Example usage sentence:
In his explorations of ____________________, he explored the best ways to control the mind heart and spirit, and to develop himself using all of the tools available including meditative practices, spiritual guidance, cognitive training, emotional clarity, motivational training, and perseverance.
It is odd to me that such a superset word does not present itself to bind these related ideas together and create a broader field of endeavor/thought.
In particular, looking for a word/expression that brings together concepts that are related but are typically held at odds in English usage: mind, heart/feeling, spirit.
There are a large variety of words that correspond to various more-limited aspects of what we feel, think, do, choose, and metaphysical/spiritual manifestations. The existing words all appear to be too limited.
If one was studying or participating in any of the following loosely-related things, they would all fall under this superset category/expression/word.
The correct category of endeavor/study, and the word naming it, should include the following loosely-related ideas/disciplines/pursuits/words:
heart (in the romantic/emotional/poetic sense)
somewhat-related spiritual-or-religious-based concepts believed to control or interact with or control the above, such as:

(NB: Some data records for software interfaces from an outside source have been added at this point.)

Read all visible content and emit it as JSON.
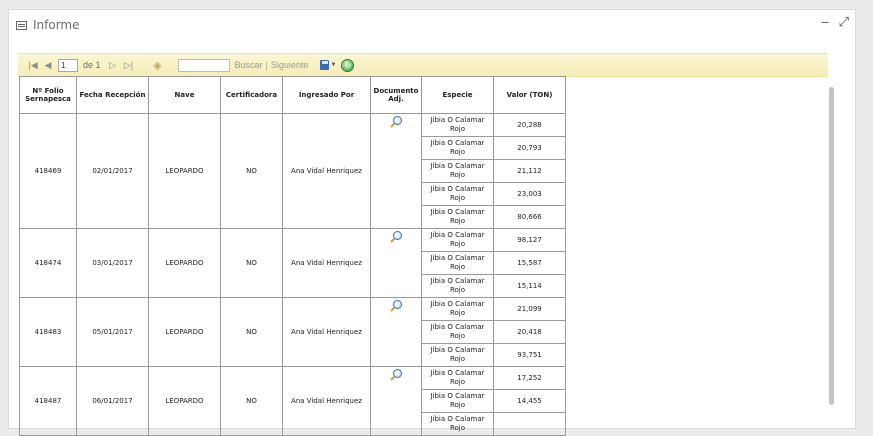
{
  "panel": {
    "title": "Informe",
    "minimize_icon": "minimize-icon",
    "expand_icon": "expand-icon"
  },
  "toolbar": {
    "page_value": "1",
    "of_label": "de 1",
    "search_value": "",
    "buscar_label": "Buscar",
    "separator": "|",
    "siguiente_label": "Siguiente"
  },
  "table": {
    "headers": [
      "Nº Folio Sernapesca",
      "Fecha Recepción",
      "Nave",
      "Certificadora",
      "Ingresado Por",
      "Documento Adj.",
      "Especie",
      "Valor (TON)"
    ],
    "groups": [
      {
        "folio": "418469",
        "fecha": "02/01/2017",
        "nave": "LEOPARDO",
        "cert": "NO",
        "ingresado": "Ana Vidal Henriquez",
        "items": [
          {
            "especie": "Jibia O Calamar Rojo",
            "valor": "20,288"
          },
          {
            "especie": "Jibia O Calamar Rojo",
            "valor": "20,793"
          },
          {
            "especie": "Jibia O Calamar Rojo",
            "valor": "21,112"
          },
          {
            "especie": "Jibia O Calamar Rojo",
            "valor": "23,003"
          },
          {
            "especie": "Jibia O Calamar Rojo",
            "valor": "80,666"
          }
        ]
      },
      {
        "folio": "418474",
        "fecha": "03/01/2017",
        "nave": "LEOPARDO",
        "cert": "NO",
        "ingresado": "Ana Vidal Henriquez",
        "items": [
          {
            "especie": "Jibia O Calamar Rojo",
            "valor": "98,127"
          },
          {
            "especie": "Jibia O Calamar Rojo",
            "valor": "15,587"
          },
          {
            "especie": "Jibia O Calamar Rojo",
            "valor": "15,114"
          }
        ]
      },
      {
        "folio": "418483",
        "fecha": "05/01/2017",
        "nave": "LEOPARDO",
        "cert": "NO",
        "ingresado": "Ana Vidal Henriquez",
        "items": [
          {
            "especie": "Jibia O Calamar Rojo",
            "valor": "21,099"
          },
          {
            "especie": "Jibia O Calamar Rojo",
            "valor": "20,418"
          },
          {
            "especie": "Jibia O Calamar Rojo",
            "valor": "93,751"
          }
        ]
      },
      {
        "folio": "418487",
        "fecha": "06/01/2017",
        "nave": "LEOPARDO",
        "cert": "NO",
        "ingresado": "Ana Vidal Henriquez",
        "items": [
          {
            "especie": "Jibia O Calamar Rojo",
            "valor": "17,252"
          },
          {
            "especie": "Jibia O Calamar Rojo",
            "valor": "14,455"
          },
          {
            "especie": "Jibia O Calamar Rojo",
            "valor": ""
          }
        ]
      }
    ]
  },
  "colors": {
    "toolbar_bg": "#f5edb5",
    "border": "#9a9a9a",
    "title_text": "#6f6f6f"
  }
}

There is, it seems to me, a coherent sense to the idea that people have related interests that span this breadth of topics. These topics can easily flow from one to the next and are often thought to have causal relationships that span them.

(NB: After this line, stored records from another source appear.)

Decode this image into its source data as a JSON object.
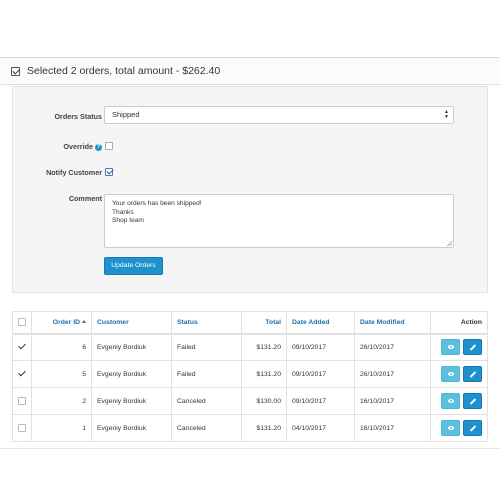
{
  "heading": {
    "text": "Selected 2 orders, total amount - $262.40"
  },
  "form": {
    "status_label": "Orders Status",
    "status_value": "Shipped",
    "override_label": "Override",
    "override_checked": false,
    "notify_label": "Notify Customer",
    "notify_checked": true,
    "comment_label": "Comment",
    "comment_value": "Your orders has been shipped!\nThanks\nShop team",
    "submit_label": "Update Orders"
  },
  "table": {
    "columns": {
      "order_id": "Order ID",
      "customer": "Customer",
      "status": "Status",
      "total": "Total",
      "date_added": "Date Added",
      "date_modified": "Date Modified",
      "action": "Action"
    },
    "rows": [
      {
        "checked": true,
        "order_id": "6",
        "customer": "Evgeniy Bordiuk",
        "status": "Failed",
        "total": "$131.20",
        "date_added": "09/10/2017",
        "date_modified": "26/10/2017"
      },
      {
        "checked": true,
        "order_id": "5",
        "customer": "Evgeniy Bordiuk",
        "status": "Failed",
        "total": "$131.20",
        "date_added": "09/10/2017",
        "date_modified": "26/10/2017"
      },
      {
        "checked": false,
        "order_id": "2",
        "customer": "Evgeniy Bordiuk",
        "status": "Canceled",
        "total": "$130.00",
        "date_added": "09/10/2017",
        "date_modified": "16/10/2017"
      },
      {
        "checked": false,
        "order_id": "1",
        "customer": "Evgeniy Bordiuk",
        "status": "Canceled",
        "total": "$131.20",
        "date_added": "04/10/2017",
        "date_modified": "16/10/2017"
      }
    ]
  },
  "colors": {
    "primary": "#1e91cf",
    "info": "#5bc0de",
    "link": "#1e6fa6"
  }
}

Here is a sentence meant to show that many of these concepts/words are often used together within a shared category / within shared thoughts and ideas, and are therefore related within a superset category:

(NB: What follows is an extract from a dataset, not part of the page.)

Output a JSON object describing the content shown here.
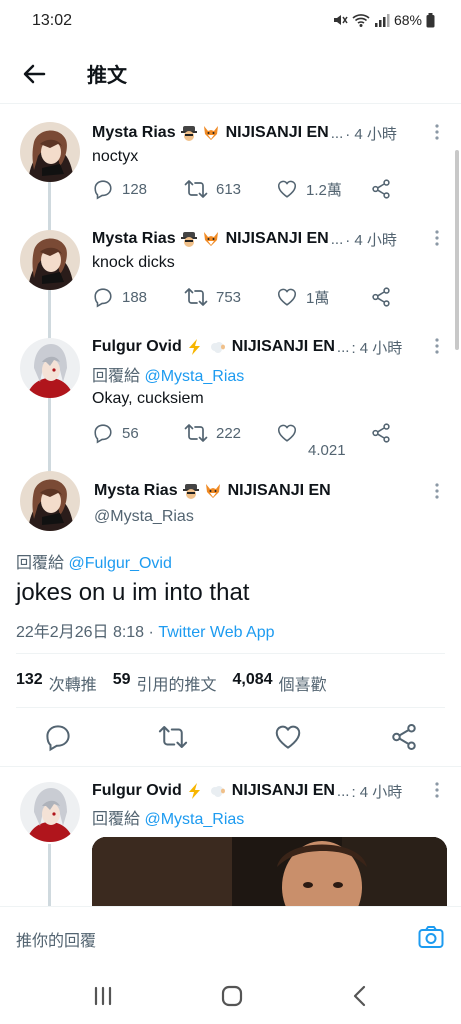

"Your karma causes you to make choices based on your experiences using free will that will determine your destiny, but while your eternal spirit knows all, contains all and is interconnected with all, your mind and psychology only perceive your limited sensory experiences and actions..."
Also, one could make the argument (and others would argue against you) that all of these arise from the functioning of the brain/nervous system so that they are all "brain-derived".
Looking for a single word / phrase / expression / single category which contains all of this. Some of the expressions above sort-of accomplish the goal of expressing a superset idea, but the don't do it comfortably or elegantly. For example, one might suggest that psychology, interpreted broadly, includes all of these concepts, but one would be fairly unlikely to find a psychology book talking about the soul, and perhaps not about "the heart" or free will.
Litmus test for finding or coining the right word: would the study, practice, development or pursuit of all (or most) of the words above be included within the superset category named by this word, and fall logically under its name?
Litmus test #2: this word should not contain "everything". It should be more or less limited to the related concepts above, excluding other concepts. Words that are too broad, because they include many things beyond the intended set (particularly, they contain all of matter and physical existence and laws, and they are therefore too general to point to the idea/category that is being sought/identified): universe, Brahman, nature, god, science, Source, One, Spirit, life.
Per StackExchange, here are some detailed answers to their recommended questions:
Does the question describe exactly in what context you want to use a single word? The context here would be broad. See example usage sentence above.
Does the question specify the criteria by which the suggested word will be accepted? (How will you choose the best word? What is "best"?) The "best" word/expression will be the one that most naturally connotes/includes the various ideas above. If it fits well into the above example usage/sentence, it's probably a winner.
Does the question list which words you didn't like, and why they aren't suitable? I include a long list of candidate words above. I didn't find them suitable as they are all, individually, too narrow and not inclusive of the whole (see discussion of the word psychology above).
Does the question show that you searched for a suitable word before asking the question? Sure how so...
Thank you for your help with this interesting challenge.